__Exercise aim__
Where a line holds the word "JSON", copy that line from the data below.

================================

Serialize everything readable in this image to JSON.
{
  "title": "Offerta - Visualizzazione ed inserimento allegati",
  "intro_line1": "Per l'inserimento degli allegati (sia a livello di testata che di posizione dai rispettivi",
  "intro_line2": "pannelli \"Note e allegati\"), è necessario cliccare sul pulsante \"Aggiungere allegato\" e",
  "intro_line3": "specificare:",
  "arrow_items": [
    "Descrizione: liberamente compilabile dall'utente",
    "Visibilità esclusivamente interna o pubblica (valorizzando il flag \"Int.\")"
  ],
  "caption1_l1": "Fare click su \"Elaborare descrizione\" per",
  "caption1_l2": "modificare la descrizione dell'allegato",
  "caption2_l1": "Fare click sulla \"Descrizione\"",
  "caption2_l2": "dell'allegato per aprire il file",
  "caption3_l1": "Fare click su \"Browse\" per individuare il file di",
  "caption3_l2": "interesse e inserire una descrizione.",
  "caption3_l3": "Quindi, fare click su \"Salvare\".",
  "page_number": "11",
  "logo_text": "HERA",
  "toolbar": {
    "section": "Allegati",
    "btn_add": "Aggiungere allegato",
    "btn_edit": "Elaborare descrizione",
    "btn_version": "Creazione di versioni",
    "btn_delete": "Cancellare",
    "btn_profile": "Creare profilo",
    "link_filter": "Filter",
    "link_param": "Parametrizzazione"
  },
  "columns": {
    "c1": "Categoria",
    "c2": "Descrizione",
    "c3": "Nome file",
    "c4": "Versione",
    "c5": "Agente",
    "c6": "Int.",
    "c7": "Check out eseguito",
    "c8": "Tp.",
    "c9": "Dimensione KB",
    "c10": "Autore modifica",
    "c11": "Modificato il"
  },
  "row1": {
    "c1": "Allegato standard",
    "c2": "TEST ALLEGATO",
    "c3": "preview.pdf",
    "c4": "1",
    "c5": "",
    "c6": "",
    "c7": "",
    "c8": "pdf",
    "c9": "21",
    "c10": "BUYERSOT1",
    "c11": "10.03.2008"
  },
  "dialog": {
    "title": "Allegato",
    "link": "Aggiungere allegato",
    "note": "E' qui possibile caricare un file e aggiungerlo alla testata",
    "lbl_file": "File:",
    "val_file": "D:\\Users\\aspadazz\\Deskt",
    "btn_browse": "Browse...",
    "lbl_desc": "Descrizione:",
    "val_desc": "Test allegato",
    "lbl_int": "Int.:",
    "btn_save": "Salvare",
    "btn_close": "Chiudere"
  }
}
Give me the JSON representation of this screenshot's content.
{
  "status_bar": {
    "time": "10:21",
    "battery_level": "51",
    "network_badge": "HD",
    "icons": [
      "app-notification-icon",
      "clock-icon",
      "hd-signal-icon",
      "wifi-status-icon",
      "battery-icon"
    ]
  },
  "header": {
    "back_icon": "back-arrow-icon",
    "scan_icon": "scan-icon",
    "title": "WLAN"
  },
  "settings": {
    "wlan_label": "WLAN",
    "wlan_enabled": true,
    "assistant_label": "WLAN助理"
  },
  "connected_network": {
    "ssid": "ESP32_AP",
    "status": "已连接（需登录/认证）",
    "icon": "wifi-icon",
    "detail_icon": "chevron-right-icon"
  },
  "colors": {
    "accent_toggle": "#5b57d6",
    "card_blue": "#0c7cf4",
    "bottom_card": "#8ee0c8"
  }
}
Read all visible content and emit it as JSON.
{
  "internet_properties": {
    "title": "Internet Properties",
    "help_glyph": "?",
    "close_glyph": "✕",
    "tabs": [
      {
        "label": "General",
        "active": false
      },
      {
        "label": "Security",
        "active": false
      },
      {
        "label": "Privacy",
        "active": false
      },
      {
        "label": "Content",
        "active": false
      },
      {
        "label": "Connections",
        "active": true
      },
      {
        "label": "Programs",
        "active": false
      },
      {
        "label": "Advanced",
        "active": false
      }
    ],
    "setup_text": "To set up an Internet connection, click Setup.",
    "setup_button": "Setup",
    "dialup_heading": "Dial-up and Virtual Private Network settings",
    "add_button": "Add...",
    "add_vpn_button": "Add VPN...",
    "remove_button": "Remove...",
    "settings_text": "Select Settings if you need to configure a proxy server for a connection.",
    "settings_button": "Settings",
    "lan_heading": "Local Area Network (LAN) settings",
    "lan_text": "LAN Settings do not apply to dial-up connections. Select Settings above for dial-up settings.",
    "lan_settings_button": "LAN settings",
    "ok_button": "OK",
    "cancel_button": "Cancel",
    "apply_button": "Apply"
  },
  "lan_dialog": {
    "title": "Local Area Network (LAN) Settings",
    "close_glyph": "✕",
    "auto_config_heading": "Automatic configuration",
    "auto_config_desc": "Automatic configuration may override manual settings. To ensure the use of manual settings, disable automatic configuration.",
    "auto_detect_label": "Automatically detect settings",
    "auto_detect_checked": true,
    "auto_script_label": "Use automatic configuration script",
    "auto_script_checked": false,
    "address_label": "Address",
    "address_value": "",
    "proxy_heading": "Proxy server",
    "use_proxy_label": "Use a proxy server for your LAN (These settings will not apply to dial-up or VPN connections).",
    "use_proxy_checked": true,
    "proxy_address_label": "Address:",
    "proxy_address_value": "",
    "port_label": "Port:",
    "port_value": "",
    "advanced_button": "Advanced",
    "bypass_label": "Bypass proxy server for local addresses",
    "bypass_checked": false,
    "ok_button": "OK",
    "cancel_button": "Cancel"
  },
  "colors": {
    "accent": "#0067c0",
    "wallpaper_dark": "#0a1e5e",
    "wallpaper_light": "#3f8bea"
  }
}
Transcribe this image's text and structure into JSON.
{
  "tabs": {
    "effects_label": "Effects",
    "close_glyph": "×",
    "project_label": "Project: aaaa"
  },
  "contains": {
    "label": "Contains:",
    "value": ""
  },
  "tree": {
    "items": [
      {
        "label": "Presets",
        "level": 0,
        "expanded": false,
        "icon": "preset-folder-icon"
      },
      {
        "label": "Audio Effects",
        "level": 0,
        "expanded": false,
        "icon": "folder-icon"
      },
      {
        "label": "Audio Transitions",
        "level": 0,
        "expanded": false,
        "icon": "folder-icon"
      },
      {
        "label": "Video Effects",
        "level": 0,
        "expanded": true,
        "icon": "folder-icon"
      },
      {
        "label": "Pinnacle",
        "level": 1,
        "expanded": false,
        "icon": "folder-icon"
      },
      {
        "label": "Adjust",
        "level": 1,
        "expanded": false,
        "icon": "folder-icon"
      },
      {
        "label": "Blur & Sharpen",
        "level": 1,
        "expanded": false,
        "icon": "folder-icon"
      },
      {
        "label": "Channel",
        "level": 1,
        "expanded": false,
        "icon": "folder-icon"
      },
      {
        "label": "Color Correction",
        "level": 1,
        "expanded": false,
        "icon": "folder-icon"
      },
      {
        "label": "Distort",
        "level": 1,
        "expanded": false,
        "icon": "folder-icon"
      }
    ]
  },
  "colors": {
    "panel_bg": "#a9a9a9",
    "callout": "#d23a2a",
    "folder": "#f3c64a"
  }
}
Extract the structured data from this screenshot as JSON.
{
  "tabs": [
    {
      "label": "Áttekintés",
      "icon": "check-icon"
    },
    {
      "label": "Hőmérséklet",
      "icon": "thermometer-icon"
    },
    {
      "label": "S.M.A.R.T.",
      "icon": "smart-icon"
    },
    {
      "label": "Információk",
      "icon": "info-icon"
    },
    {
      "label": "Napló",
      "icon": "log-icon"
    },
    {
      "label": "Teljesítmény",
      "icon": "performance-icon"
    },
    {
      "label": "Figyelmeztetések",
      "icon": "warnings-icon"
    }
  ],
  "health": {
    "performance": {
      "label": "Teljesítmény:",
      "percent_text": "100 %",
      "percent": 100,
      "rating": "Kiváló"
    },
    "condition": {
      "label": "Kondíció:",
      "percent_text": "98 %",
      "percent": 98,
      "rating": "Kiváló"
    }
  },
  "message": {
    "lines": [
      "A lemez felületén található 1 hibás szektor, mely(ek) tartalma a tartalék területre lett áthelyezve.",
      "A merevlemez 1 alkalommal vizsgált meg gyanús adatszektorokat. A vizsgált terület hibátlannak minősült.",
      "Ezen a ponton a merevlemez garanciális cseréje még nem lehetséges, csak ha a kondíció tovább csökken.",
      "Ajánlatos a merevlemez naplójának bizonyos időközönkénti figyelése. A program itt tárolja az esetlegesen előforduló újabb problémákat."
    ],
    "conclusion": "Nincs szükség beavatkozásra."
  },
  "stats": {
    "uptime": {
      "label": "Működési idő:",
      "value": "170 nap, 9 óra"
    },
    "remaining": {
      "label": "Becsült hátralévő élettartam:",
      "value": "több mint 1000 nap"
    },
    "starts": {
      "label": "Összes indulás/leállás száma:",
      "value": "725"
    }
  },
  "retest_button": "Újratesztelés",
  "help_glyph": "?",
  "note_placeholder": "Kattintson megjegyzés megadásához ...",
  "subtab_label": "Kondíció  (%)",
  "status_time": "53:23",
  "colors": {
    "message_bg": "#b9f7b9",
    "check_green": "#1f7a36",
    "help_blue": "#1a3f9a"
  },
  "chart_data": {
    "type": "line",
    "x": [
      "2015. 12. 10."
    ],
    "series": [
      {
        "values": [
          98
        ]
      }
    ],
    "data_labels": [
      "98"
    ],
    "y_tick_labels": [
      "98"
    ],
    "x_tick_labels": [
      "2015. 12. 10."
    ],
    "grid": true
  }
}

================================

__Answer for this exercise__
Serialize everything readable in this image to JSON.
Give me the JSON representation of this screenshot's content.
Read all visible content and emit it as JSON.
Transcribe this image's text and structure into JSON.
Extract the structured data from this screenshot as JSON.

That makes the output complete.